- Pain management programmes: In-person or online pain management programmes like Pathways Pain Relief can help you to reduce pain levels and improve your quality of life.
Is TMS Therapy Right for You?
If you haven’t had much success with other pain treatments, or you simply think TMS sounds worth a try, it could be right for you! Many pain patients find this non-invasive treatment can help reduce their pain levels. Chat with your doctor or pain team to find out if TMS is an option for you.
- Seoyon Yang and Min Cheol Chang, (2020), “Effect of Repetitive Transcranial Magnetic Stimulation on Pain Management: A Systematic Narrative Review”. Front. Neurol., 18 February 2020, Sec. Neurorehabilitation, Volume 11 – 2020.
- Hamid P, Malik BH, Hussain ML., (2019), “Noninvasive Transcranial Magnetic Stimulation (TMS) in Chronic Refractory Pain: A Systematic Review.” Cureus. 2019 Oct 29;11(10):e6019.
- Ricardo Galhardoni PhD, Guilherme S. Correia, Haniel Araujo, et al.,(2015), “Repetitive Transcranial Magnetic Stimulation in Chronic Pain: A Review of the Literature”. Archives of Physical Medicine and Rehabilitation Volume 96, Issue 4, Supplement, April 2015, Pages S156-S172.
- Á. Conde-Antón, I. Hernando-Garijo, S. Jiménez-del-Barrio, et al., (2023), “Effects of transcranial direct current stimulation and transcranial magnetic stimulation in patients with fibromyalgia.

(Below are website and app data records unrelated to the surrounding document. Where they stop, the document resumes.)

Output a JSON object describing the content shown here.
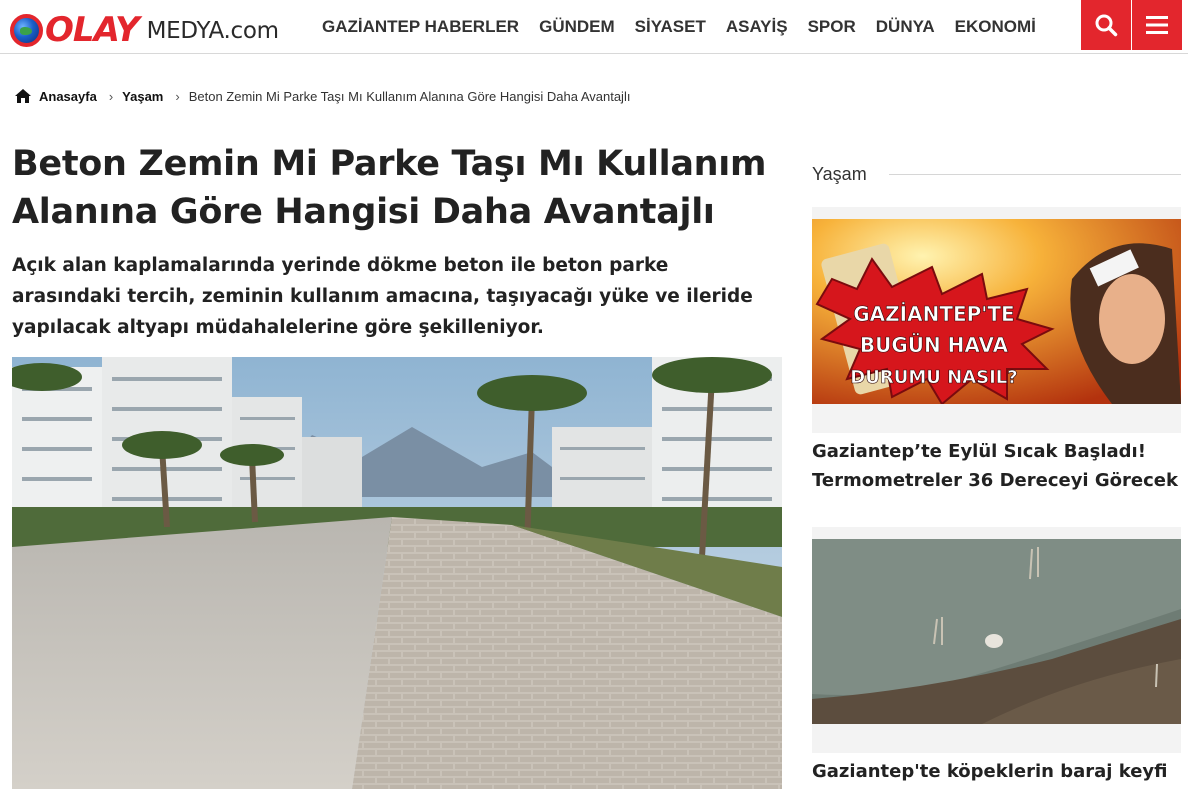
{
  "site": {
    "logo_primary": "OLAY",
    "logo_secondary": "MEDYA.com",
    "brand_color": "#e3262d"
  },
  "nav": {
    "items": [
      {
        "label": "GAZİANTEP HABERLER"
      },
      {
        "label": "GÜNDEM"
      },
      {
        "label": "SİYASET"
      },
      {
        "label": "ASAYİŞ"
      },
      {
        "label": "SPOR"
      },
      {
        "label": "DÜNYA"
      },
      {
        "label": "EKONOMİ"
      }
    ],
    "search_icon": "search-icon",
    "menu_icon": "hamburger-menu-icon"
  },
  "breadcrumb": {
    "home": "Anasayfa",
    "category": "Yaşam",
    "current": "Beton Zemin Mi Parke Taşı Mı Kullanım Alanına Göre Hangisi Daha Avantajlı"
  },
  "article": {
    "title": "Beton Zemin Mi Parke Taşı Mı Kullanım Alanına Göre Hangisi Daha Avantajlı",
    "summary": "Açık alan kaplamalarında yerinde dökme beton ile beton parke arasındaki tercih, zeminin kullanım amacına, taşıyacağı yüke ve ileride yapılacak altyapı müdahalelerine göre şekilleniyor."
  },
  "sidebar": {
    "heading": "Yaşam",
    "cards": [
      {
        "image_text_1": "GAZİANTEP'TE",
        "image_text_2": "BUGÜN HAVA",
        "image_text_3": "DURUMU NASIL?",
        "title": "Gaziantep’te Eylül Sıcak Başladı! Termometreler 36 Dereceyi Görecek"
      },
      {
        "title": "Gaziantep'te köpeklerin baraj keyfi"
      }
    ]
  }
}
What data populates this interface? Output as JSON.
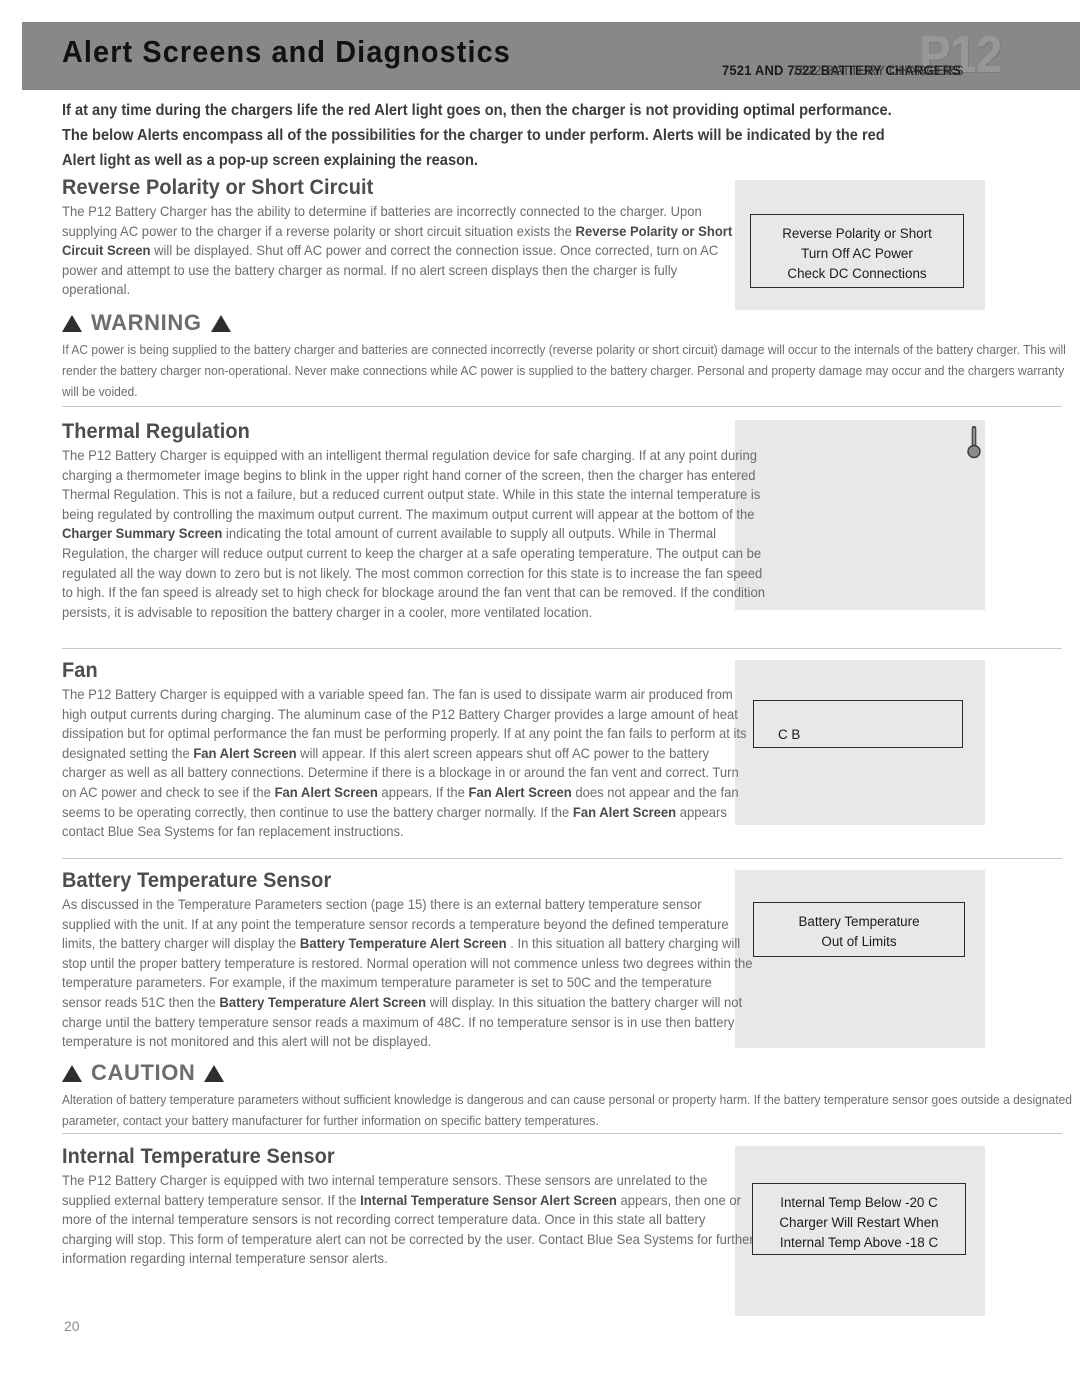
{
  "header": {
    "title": "Alert Screens and Diagnostics",
    "watermark": "P12",
    "subtitle": "7521 AND 7522 BATTERY CHARGERS",
    "subtitle_overlay": "7522 BATTERY CHARGERS"
  },
  "lead": "If at any time during the chargers life the red Alert light goes on, then the charger is not providing optimal performance. The below Alerts encompass all of the possibilities for the charger to under perform.  Alerts will be indicated by the red Alert light as well as a pop-up screen explaining the reason.",
  "sections": {
    "reverse_polarity": {
      "title": "Reverse Polarity or Short Circuit",
      "p1a": "The P12 Battery Charger has the ability to determine if batteries are incorrectly connected to the charger. Upon supplying ",
      "p1b": "AC",
      "p1c": " power to the charger if a reverse polarity or short circuit situation exists the ",
      "emph1": "Reverse Polarity or Short Circuit Screen",
      "p1d": " will be displayed. Shut off ",
      "p1e": "AC",
      "p1f": " power and correct the connection issue. ",
      "p1g": "On",
      "p1h": "ce corrected, turn on ",
      "p1i": "AC",
      "p1j": " power and attempt to use the battery charger as normal. If no alert screen displays then the charger is fully operational.",
      "alert_lines": [
        "Reverse Polarity or Short",
        "Turn Off AC Power",
        "Check DC Connections"
      ]
    },
    "warning": {
      "heading": "WARNING",
      "text": "If AC power is being supplied to the battery charger and batteries are connected incorrectly (reverse polarity or short circuit) damage will occur to the internals of the battery charger. This will render the battery charger non-operational. Never make connections while AC power is supplied to the battery charger. Personal and property damage may occur and the chargers warranty will be voided."
    },
    "thermal": {
      "title": "Thermal Regulation",
      "p1": "The P12 Battery Charger is equipped with an intelligent thermal regulation device for safe charging. If at any point during charging a thermometer image begins to blink in the upper right hand corner of the screen, then the charger has entered Thermal Regulation. This is not a failure, but a reduced current output state. While in this state the internal temperature is being regulated by controlling the maximum output current. The maximum output current will appear at the bottom of the ",
      "emph1": "Charger Summary Screen",
      "p2": " indicating the total amount of current available to supply all outputs. While in Thermal Regulation, the charger will reduce output current to keep the charger at a safe operating temperature. The output can be regulated all the way down to zero but is not likely. The most common correction for this state is to increase the fan speed to high. If the fan speed is already set to high check for blockage around the fan vent that can be removed. If the condition persists, it is advisable to reposition the battery charger in a cooler, more ventilated location.",
      "icon": "thermometer-icon"
    },
    "fan": {
      "title": "Fan",
      "p1": "The P12 Battery Charger is equipped with a variable speed fan. The fan is used to dissipate warm air produced from high output currents during charging. The aluminum case of the P12 Battery Charger provides a large amount of heat dissipation but for optimal performance the fan must be performing properly. If at any point the fan fails to perform at its designated setting the ",
      "emph1": "Fan Alert Screen",
      "p2": " will appear. If this alert screen appears shut off ",
      "p2b": "AC",
      "p2c": " power to the battery charger as well as all battery connections. Determine if there is a blockage in or around the fan vent and correct. Turn on ",
      "p2d": "AC",
      "p2e": " power and check to see if the ",
      "emph2": "Fan Alert Screen",
      "p3": " appears. If the ",
      "emph3": "Fan Alert Screen",
      "p4": " does not appear and the fan seems to be operating correctly, then continue to use the battery charger normally. If the ",
      "emph4": "Fan Alert Screen",
      "p5": " appears contact Blue Sea Systems for fan replacement instructions.",
      "alert_lines": [
        "C  B"
      ]
    },
    "battery_temp": {
      "title": "Battery Temperature Sensor",
      "p1": "As discussed in the Temperature Parameters section (page 15) there is an external battery temperature sensor supplied with the unit. If at any point the temperature sensor records a temperature beyond the defined temperature limits, the battery charger will display the ",
      "emph1": "Battery Temperature Alert Screen",
      "p2": " . In this situation all battery charging will stop until the proper battery temperature is restored. Normal operation will not commence unless two degrees within the temperature parameters. For example, if the maximum temperature parameter is set to 50C and the temperature sensor reads 51C then the ",
      "emph2": "Battery Temperature Alert Screen",
      "p3": " will display. In this situation the battery charger will not charge until the battery temperature sensor reads a maximum of 48C. If no temperature sensor is in use then battery temperature is not monitored and this alert will not be displayed.",
      "alert_lines": [
        "Battery Temperature",
        "Out of Limits"
      ]
    },
    "caution": {
      "heading": "CAUTION",
      "text": "Alteration of battery temperature parameters without sufficient knowledge is dangerous and can cause personal or property harm. If the battery temperature sensor goes outside a designated parameter, contact your battery manufacturer for further information on specific battery temperatures."
    },
    "internal_temp": {
      "title": "Internal Temperature Sensor",
      "p1": "The P12 Battery Charger is equipped with two internal temperature sensors. These sensors are unrelated to the supplied external battery temperature sensor. If the ",
      "emph1": "Internal Temperature Sensor Alert Screen",
      "p2": " appears, then one or more of the internal temperature sensors is not recording correct temperature data. Once in this state all battery charging will stop.  This form of temperature alert can not be corrected by the user. Contact Blue Sea Systems for further information regarding internal temperature sensor alerts.",
      "alert_lines": [
        "Internal Temp Below -20  C",
        "Charger Will Restart When",
        "Internal Temp Above -18  C"
      ]
    }
  },
  "page_number": "20",
  "colors": {
    "header_band": "#888888",
    "body_text": "#6d6d6d",
    "heading_text": "#4d4d4d",
    "panel_gray": "#e8e8e8",
    "rule": "#c9c9c9"
  }
}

A systematic review”. Neurología (English Edition), Volume 38, Issue 6, July–August 2023, Pages 427-439.
- Progress in Brain Research, (2021) “Transcranial Magnetic Stimulation”.
- American Psychiatric Association, (2020), “Chronic Pain and Mental Health Often Interconnected”.
- Adam P. Stern, MD, (2020), “Transcranial magnetic stimulation (TMS): Hope for stubborn depression”. Harvard Health Blog, Harvard Medical School.
- Juliana Corlier, Reza Tadayonnejad, Andrew C Wilson, et al., (2021), “Repetitive transcranial magnetic stimulation treatment of major depressive disorder and comorbid chronic pain: response rates and neurophysiologic biomarkers”. Psychological Medicine, 53(3), 823-832.
- Alejandra Cardenas-Rojas, Kevin Pacheco-Barrios, Stefano Giannoni-Luza, Oscar Rivera-Torrejon & Felipe Fregni, (2020), “Noninvasive brain stimulation combined with exercise in chronic pain: a systematic review and meta-analysis”. Expert Review of Neurotherapeutics, Volume 20, 2020 – Issue 4.
- Timothy R Deer, (2013), “Neurostimulation should be used as a method of reducing or eliminating opioids in the treatment of chronic pain: the digital drug revolution”. Expert Review of Medical Devices. Volume 10, 2013 – Issue 6.